Super-thin films of carbon with exotic properties, now taking the scientific world by storm, may soon mean a new era of brighter, faster, and smaller computers, smart phones, and other consumer electronics. Brighter digital displays that flex like a sheet of paper. Faster computer chips. Smaller computers.
That's the word from an article scheduled for the March 2 issue of Chemical & Engineering News, ACS' weekly news magazine.
In the magazine's cover story, C&EN Senior Editor Mitch Jacoby notes that these so-called graphene sheets —50,000 times thinner than the width a single human hair — were first isolated by researchers just a few years ago. The nano-size sheets perform better than life-size carbon, with higher strength and the ability to conduct electricity faster. These properties make them attractive for developing new and improved electronic devices, the article notes.

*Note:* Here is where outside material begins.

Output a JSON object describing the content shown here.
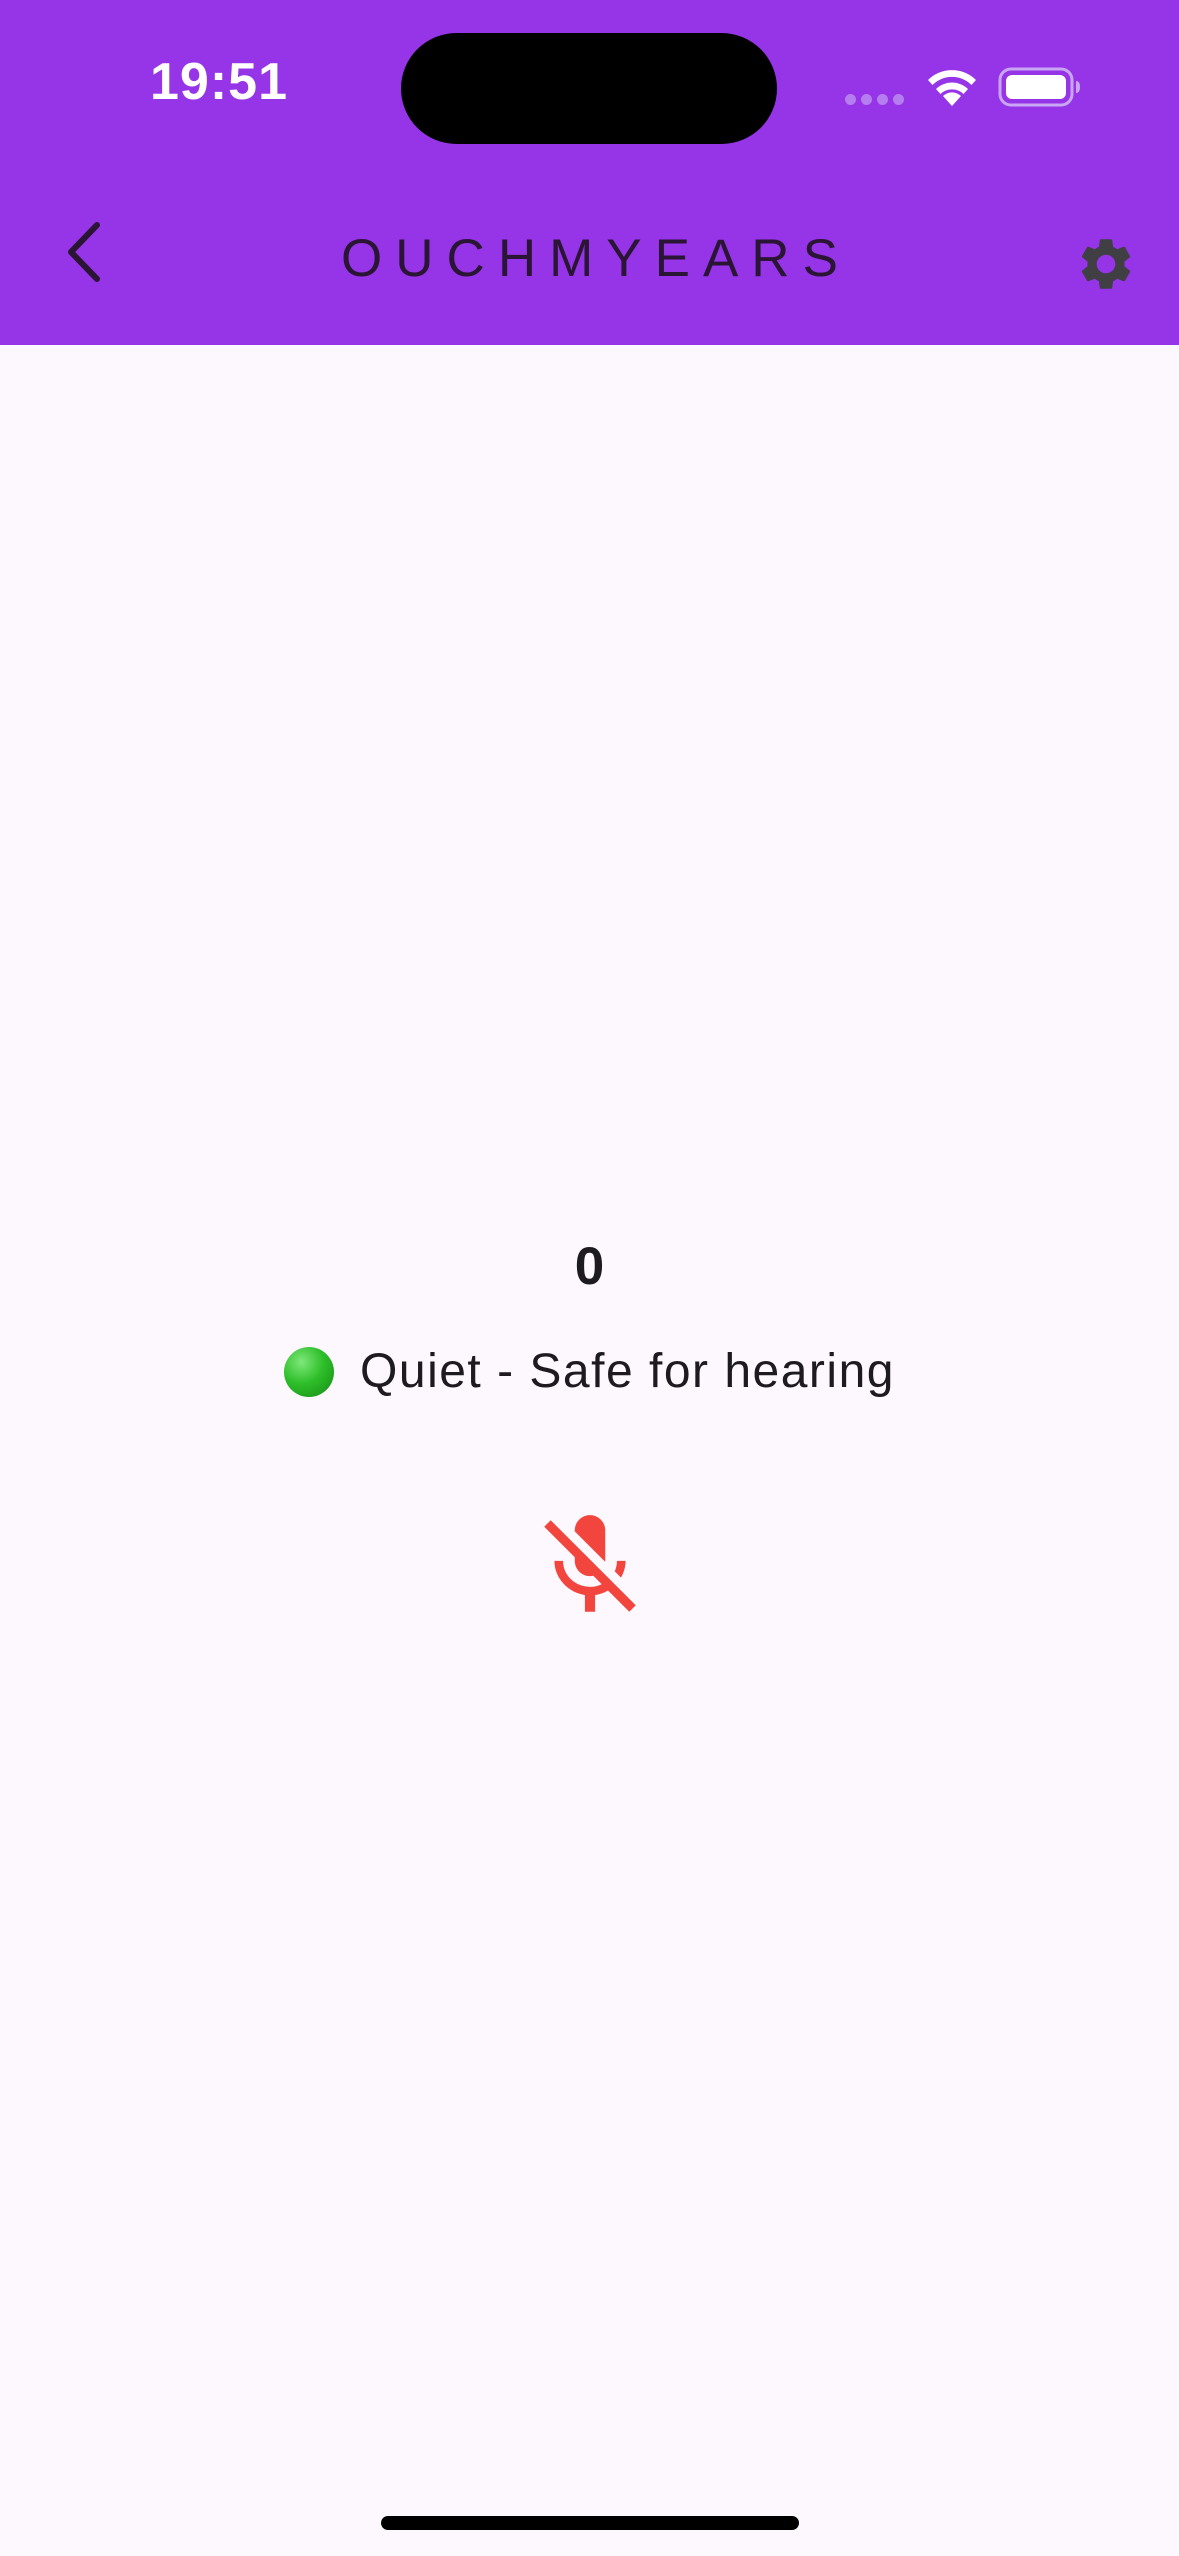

Scientists in academia and industry have stepped up their efforts to improve the performance and manufacture of graphene sheets. At least one company plans to produce the sheets on an industrial scale in ton quantities. Scientists had predicted the existence of these unusual carbon sheets just a few years ago but had not produced actual thin-films until recently. "Graphene is one of the hottest topics in materials science these days," says one authority in the C&EN article.
More information: "Graphene: carbon thin as can be," pubs.acs.org/cen/coverstory/87/8709cover.html

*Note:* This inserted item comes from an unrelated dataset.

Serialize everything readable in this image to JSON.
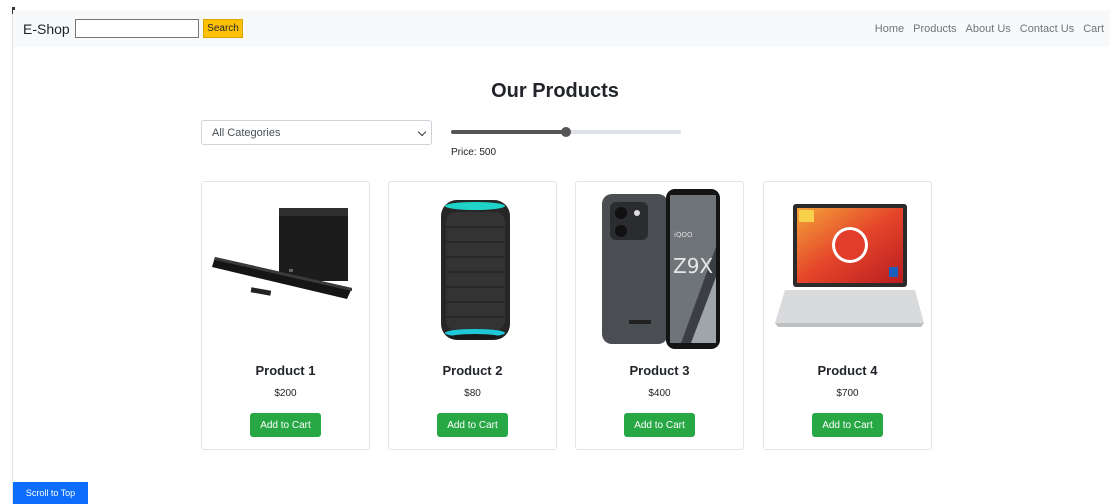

Provided by ACS
Explore further: Graphene and diamonds prove a slippery combination